Published: December 20, 2016
The Truth About Skydivers
Jumping out of an airplane ... it's a crazy thing to do, right? Imagine yourself, flying along in a perfectly functional airplane, ascending above the clouds. You reach 10,000 feet in altitude and the next thing, the door's opening and you're jumping out. It's certainly not an everyday occurrence for most people!
But while skydiving is an extreme sport and it does get your adrenaline pumping, we argue that it's not a crazy thing to do. Skydivers aren't crazy! In fact, they're sensible, calculated people who know exactly what they're doing and do it with precision. Here's the truth about skydivers...
Skydivers Have 'Normal' Jobs, Just Like Everyone Else...
With the exception of our talented team of instructors who work in skydiving, the majority of skydivers have regular 9-5 jobs just like anyone else.
In fact, the USPA (United States Parachute Association), which governs the sport of skydiving in the US, has released data on their membership by profession. The most common jobs held by skydivers are, according to the data:
As you can see, pretty normal professions!
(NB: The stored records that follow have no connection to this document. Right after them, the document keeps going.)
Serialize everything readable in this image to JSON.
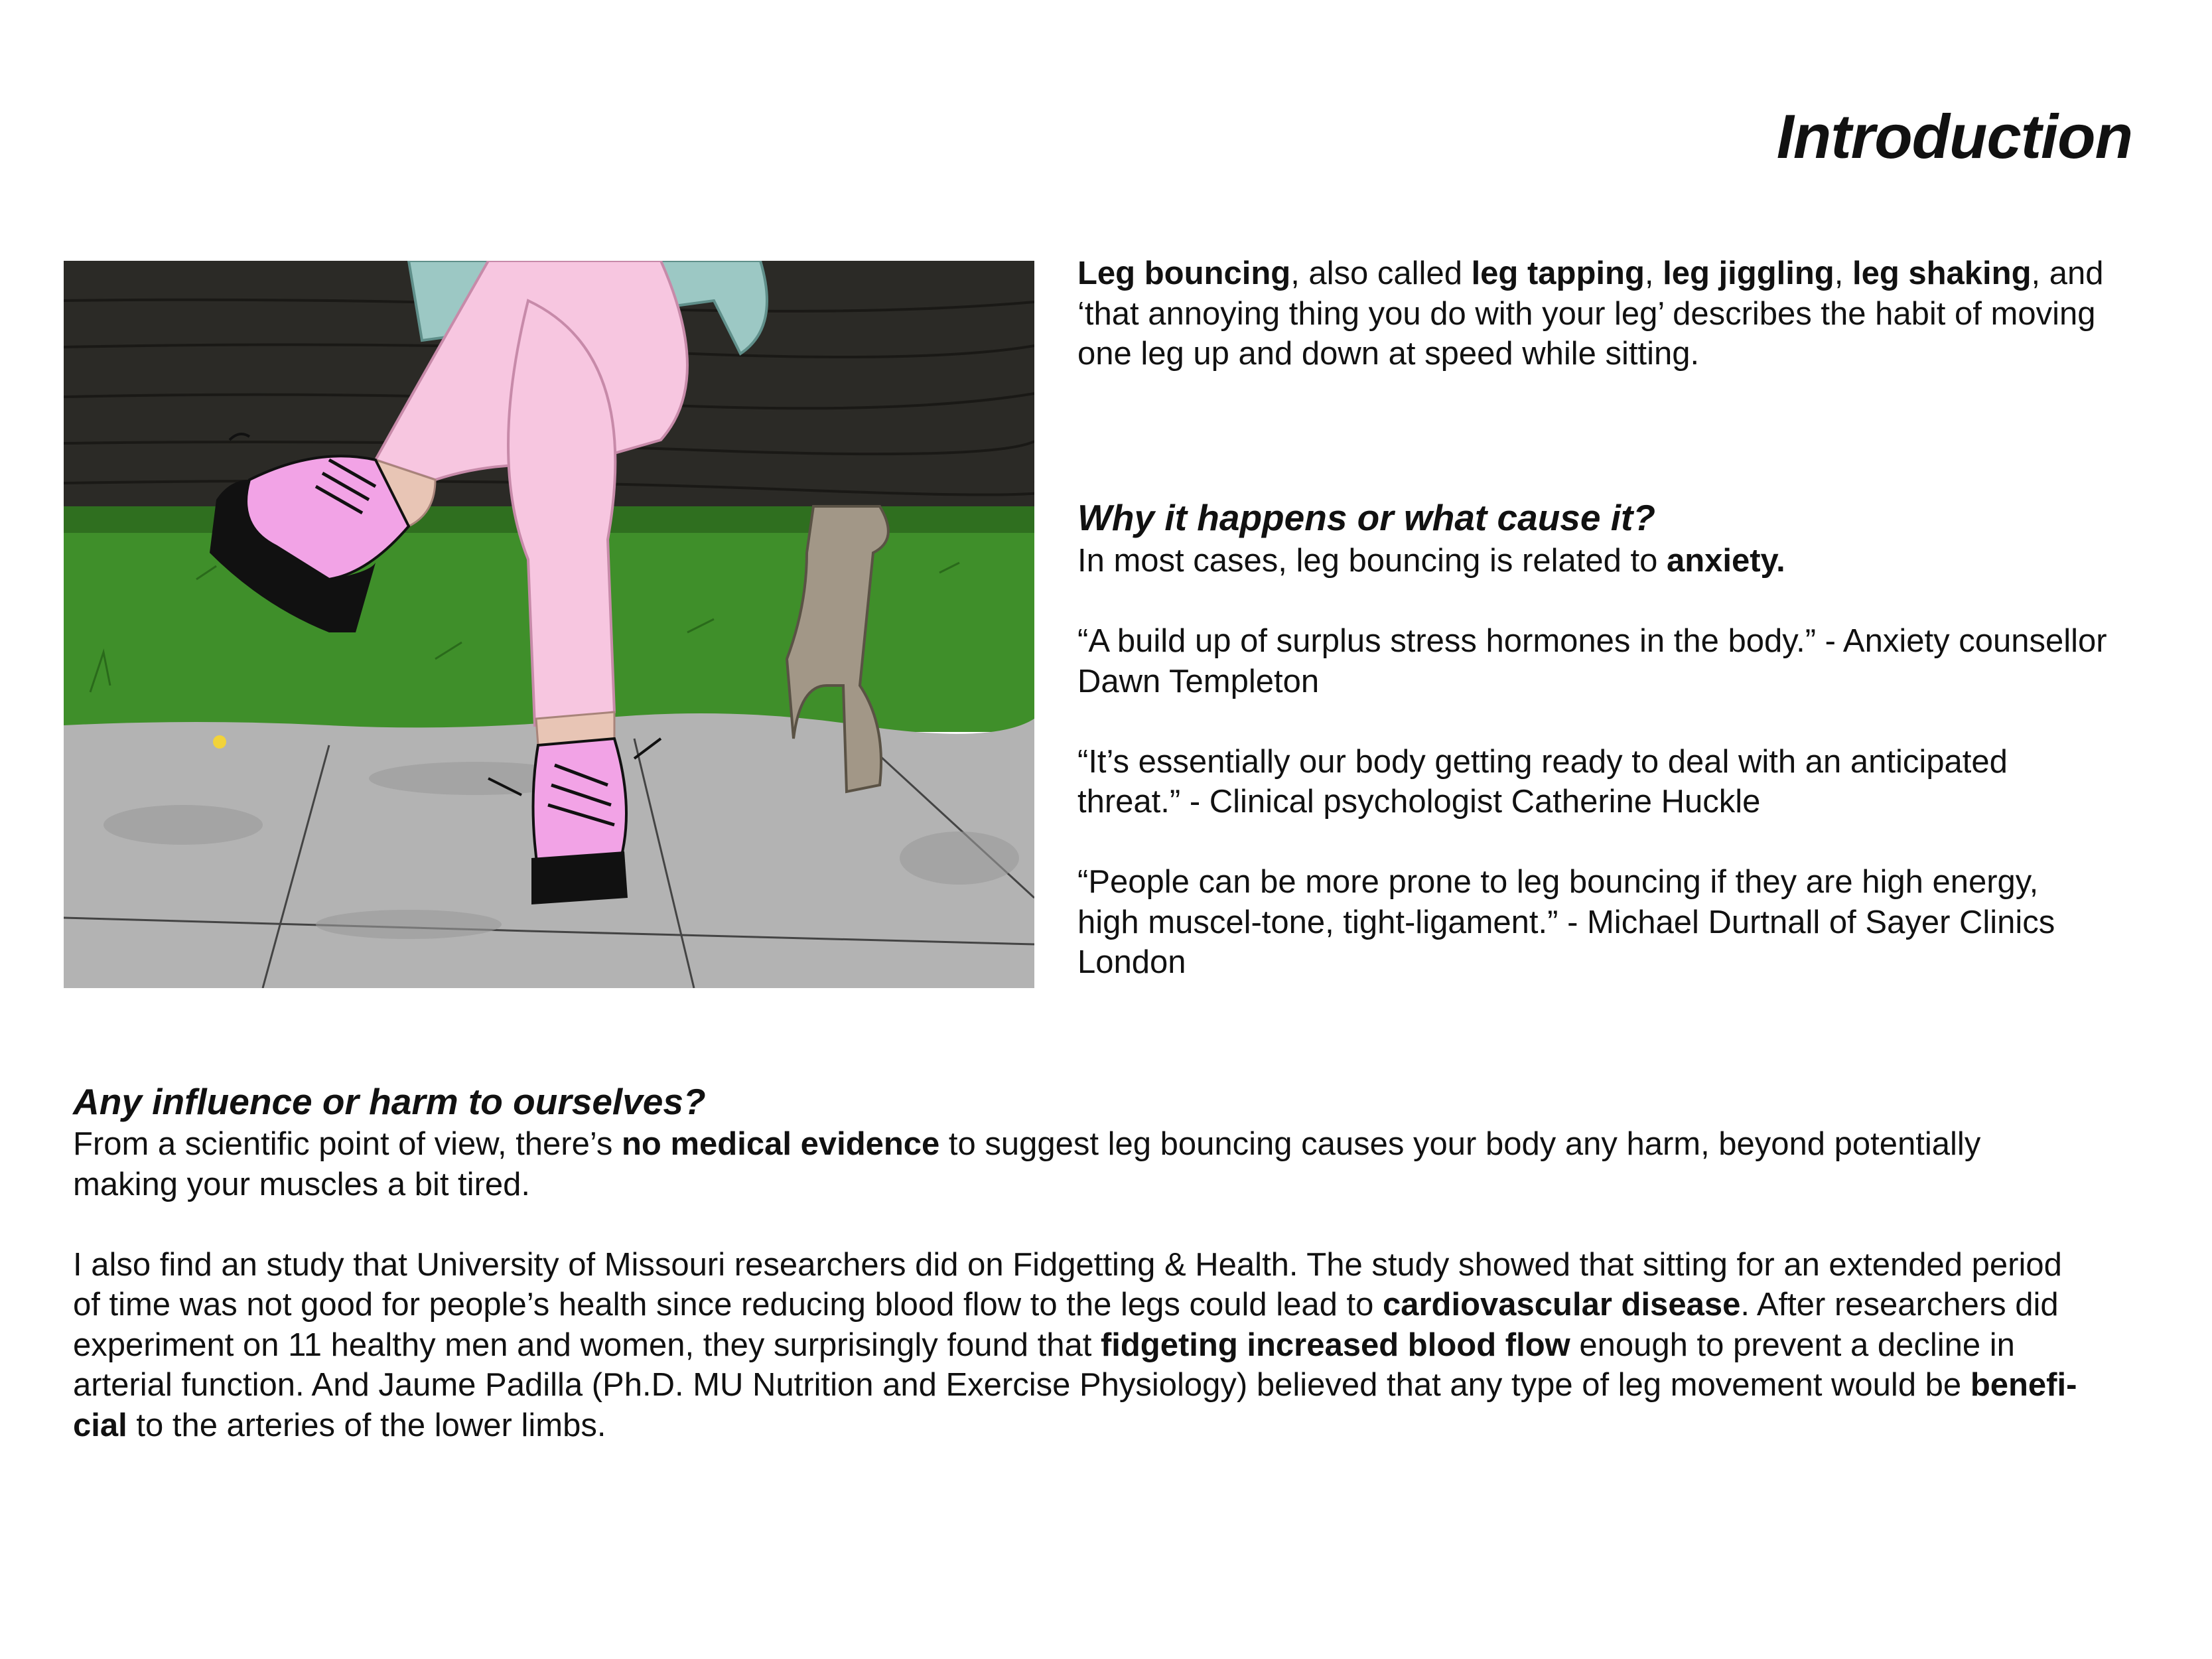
{
  "page": {
    "title": "Introduction"
  },
  "intro": {
    "t1": "Leg bouncing",
    "t2": ", also called ",
    "t3": "leg tapping",
    "t4": ", ",
    "t5": "leg jiggling",
    "t6": ", ",
    "t7": "leg shaking",
    "t8": ", and",
    "l2": "‘that annoying thing you do with your leg’ describes the habit of moving",
    "l3": "one leg up and down at speed while sitting."
  },
  "why": {
    "heading": "Why it happens or what cause it?",
    "p1_a": "In most cases, leg bouncing is related to ",
    "p1_b": "anxiety.",
    "q1_l1": "“A build up of surplus stress hormones in the body.” - Anxiety counsellor",
    "q1_l2": "Dawn Templeton",
    "q2_l1": "“It’s essentially our body getting ready to deal with an anticipated",
    "q2_l2": "threat.” - Clinical psychologist Catherine Huckle",
    "q3_l1": "“People can be more prone to leg bouncing if they are high energy,",
    "q3_l2": "high muscel-tone, tight-ligament.” - Michael Durtnall of Sayer Clinics",
    "q3_l3": "London"
  },
  "harm": {
    "heading": "Any influence or harm to ourselves?",
    "p1_a": "From a scientific point of view, there’s ",
    "p1_b": "no medical evidence",
    "p1_c": " to suggest leg bouncing causes your body any harm, beyond potentially",
    "p1_l2": "making your muscles a bit tired.",
    "p2_l1": "I also find an study that University of Missouri researchers did on Fidgetting & Health. The study showed that sitting for an extended period",
    "p2_l2_a": "of time was not good for people’s health since reducing blood flow to the legs could lead to ",
    "p2_l2_b": "cardiovascular disease",
    "p2_l2_c": ". After researchers did",
    "p2_l3_a": "experiment on 11 healthy men and women, they surprisingly found that ",
    "p2_l3_b": "fidgeting increased blood flow",
    "p2_l3_c": " enough to prevent a decline in",
    "p2_l4_a": "arterial function. And Jaume Padilla (Ph.D. MU Nutrition and Exercise Physiology) believed that any type of leg movement would be ",
    "p2_l4_b": "benefi-",
    "p2_l5_a": "cial",
    "p2_l5_b": " to the arteries of the lower limbs."
  },
  "illustration": {
    "colors": {
      "bench": "#2b2a26",
      "grass": "#3f8f2a",
      "pavement": "#b3b3b3",
      "pants": "#f7c6e0",
      "shoe": "#f2a3e6",
      "sole": "#111111",
      "jacket": "#9cc8c4",
      "bench_leg": "#a29787"
    }
  }
}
In fact, the prevalence of military and precision jobs is a testament to the almost military approach we take to our training and the precision with which we plan each jump and operate our equipment.
We Jump, We Train, We Improve
It's a common misconception that skydiving is "just falling". In reality, it's a sport like any other, with multiple disciplines, training plans and formal qualifications to be obtained along the way.
As a hobby skydiver, you can learn how to do all sorts of things in the sky. Belly flying, also known as RW (relative work) or FS (formation skydiving) is all about falling in a belly to earth position and controlling your movements using changes in that position. Many people compete in 4 way and 8 way FS, which basically means building shapes in the sky with a team, and the world record currently stands at hundreds of skydivers building one huge shape together.
Then there's freeflying (or FF); the discipline built around flying in any orientation except belly to earth, such as head down, in a standing position or in a seated position. You fall much faster this way typically and again, there are competitions as well as formal qualifications along the way.
There are loads more ways to learn and progress in skydiving and all of them come with a set of formal guidelines and tests to take in order to achieve qualification. It's not just falling at all; skydiving is a complex sport that takes a lot of time, a lot of effort and a lot of commitment to do well.
We Take Calculated Risks And Negate Them As Far As Possible
Another common misconception about our sport is that we're all frivolous risk takers. We're jumping out of perfectly good airplanes after all, so we must have little regard for our own safety and that of those around us.
The fact of skydiving is that it has developed over many years to be a sport which is governed by regulation, guided by best practice and improved by technological advances that go well beyond the first parachute roughly drawn up by Leonardo Di Vinci!
Today's skydivers are so well trained, to almost military precision, that we're equipped for almost anything. We plan every part of our jumps. We plan everything we don't plan too, meaning we're prepared for all eventualities, even if they don't conform to our preferred scenario.
Every one of us jumps with the full training needed to deal with most situations and the skills to avoid things going wrong as far as possible. On top of that, we use two parachutes each (one as a backup), use automatic activation devices (AADs) that deploy our parachutes in the event we don't, and have clear plans in place for our freefall time too.
Want to know the best way to learn the truth about skydivers? Join us at the dropzone! Book a skydive near Myrtle Beach with Skydive Coastal Carolinas and we'll show you what our skydiving community is all about!